Orthopedics Community
12.7k Members
Avatar universal

Head and nose CT Scan accurate?

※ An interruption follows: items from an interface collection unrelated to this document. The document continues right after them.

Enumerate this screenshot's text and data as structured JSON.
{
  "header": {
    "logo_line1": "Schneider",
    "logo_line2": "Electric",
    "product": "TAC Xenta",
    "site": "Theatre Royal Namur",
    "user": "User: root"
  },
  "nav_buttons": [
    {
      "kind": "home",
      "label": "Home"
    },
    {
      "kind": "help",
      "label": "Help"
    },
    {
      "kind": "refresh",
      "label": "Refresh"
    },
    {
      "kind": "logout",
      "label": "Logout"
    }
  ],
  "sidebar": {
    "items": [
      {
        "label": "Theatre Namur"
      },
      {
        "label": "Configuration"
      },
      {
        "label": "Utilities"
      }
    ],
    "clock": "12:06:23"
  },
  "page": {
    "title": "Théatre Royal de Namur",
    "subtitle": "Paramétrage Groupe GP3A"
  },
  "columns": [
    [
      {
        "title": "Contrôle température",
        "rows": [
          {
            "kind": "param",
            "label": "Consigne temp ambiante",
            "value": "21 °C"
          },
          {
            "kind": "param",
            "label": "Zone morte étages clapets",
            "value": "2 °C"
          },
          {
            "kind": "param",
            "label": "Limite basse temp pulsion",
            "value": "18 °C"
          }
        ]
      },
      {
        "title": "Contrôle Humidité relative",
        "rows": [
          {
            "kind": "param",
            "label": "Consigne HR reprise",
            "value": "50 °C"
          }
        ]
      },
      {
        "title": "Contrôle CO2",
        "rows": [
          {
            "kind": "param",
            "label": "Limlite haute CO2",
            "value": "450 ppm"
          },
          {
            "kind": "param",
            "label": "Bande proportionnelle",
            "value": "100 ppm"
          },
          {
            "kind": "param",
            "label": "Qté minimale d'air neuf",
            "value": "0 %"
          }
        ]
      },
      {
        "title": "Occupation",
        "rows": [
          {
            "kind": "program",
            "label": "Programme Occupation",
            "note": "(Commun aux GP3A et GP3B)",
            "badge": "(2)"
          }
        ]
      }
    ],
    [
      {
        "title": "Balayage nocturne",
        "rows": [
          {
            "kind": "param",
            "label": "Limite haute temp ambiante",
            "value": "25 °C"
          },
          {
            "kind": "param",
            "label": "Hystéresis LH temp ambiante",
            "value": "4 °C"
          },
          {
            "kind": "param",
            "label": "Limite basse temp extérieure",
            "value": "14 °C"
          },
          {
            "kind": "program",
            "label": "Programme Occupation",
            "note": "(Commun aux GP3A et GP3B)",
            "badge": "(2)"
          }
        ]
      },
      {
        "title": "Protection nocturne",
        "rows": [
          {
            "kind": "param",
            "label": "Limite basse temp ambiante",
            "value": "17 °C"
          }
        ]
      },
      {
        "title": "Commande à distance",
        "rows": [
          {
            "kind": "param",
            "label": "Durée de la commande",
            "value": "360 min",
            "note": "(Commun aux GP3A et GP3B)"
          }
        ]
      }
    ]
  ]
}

I got into a fight 2 days ago i was headbutted on my nose and 2 bottles were whipped and the side and back of my head. Once i got home i took a cold shower and tylenol and went to sleep i woke up and went to the hospitail they did a CT scan on me for my head and nose they said i was fine. I judt wanted to know if a CT Scan is accurate and reliable right after an injury or should i have waited couple of days for the ct scan to be accrutate and reliable? How long will my head hurt for? And my nose has a bruise on it will that go away?
1 Responses
Avatar universal
The reported sensitivity of CT in the detection of facial fractures ranges from 45 to 97%, with specificity of near 100%. The wide range of reported sensitivity is likely due to the difficulty of visualizing some fractures in a single plane, such as identifying an orbital floor fracture using only axial images. Coronal reformats in addition to axial source images are particularly helpful in facilitating fracture detection, thus improving sensitivity. In fact, one study found that using a combination of axial images, multiplanar reconstructions, and 3D volume-rendered reformats was more accurate than using either axial images alone or axial images with multiplanar reconstructions. Evaluation of all three sets of images yielded a sensitivity of 95.8% and specificity of 99% for maxillofacial fractures.

Source: https://radiologykey.com/maxillofacial-trauma/
Thanks for replying. How long will my head hurt for? Why am i feelikg nausea? Will i have long term brain damage?? Will i ever be the same? Also the ct scan said my nose is not broken but it doesnt look straight to me.
Have an Answer?
Didn't find the answer you were looking for?
Ask a question
Popular Resources
Find out if PRP therapy right for you.
Tips for preventing one of the most common types of knee injury.
Tips and moves to ease backaches
How to bounce back fast from an ankle sprain - and stay pain free.
Patellofemoral pain and what to do about it.
For people with Obsessive-Compulsive Disorder (OCD), the COVID-19 pandemic can be particularly challenging.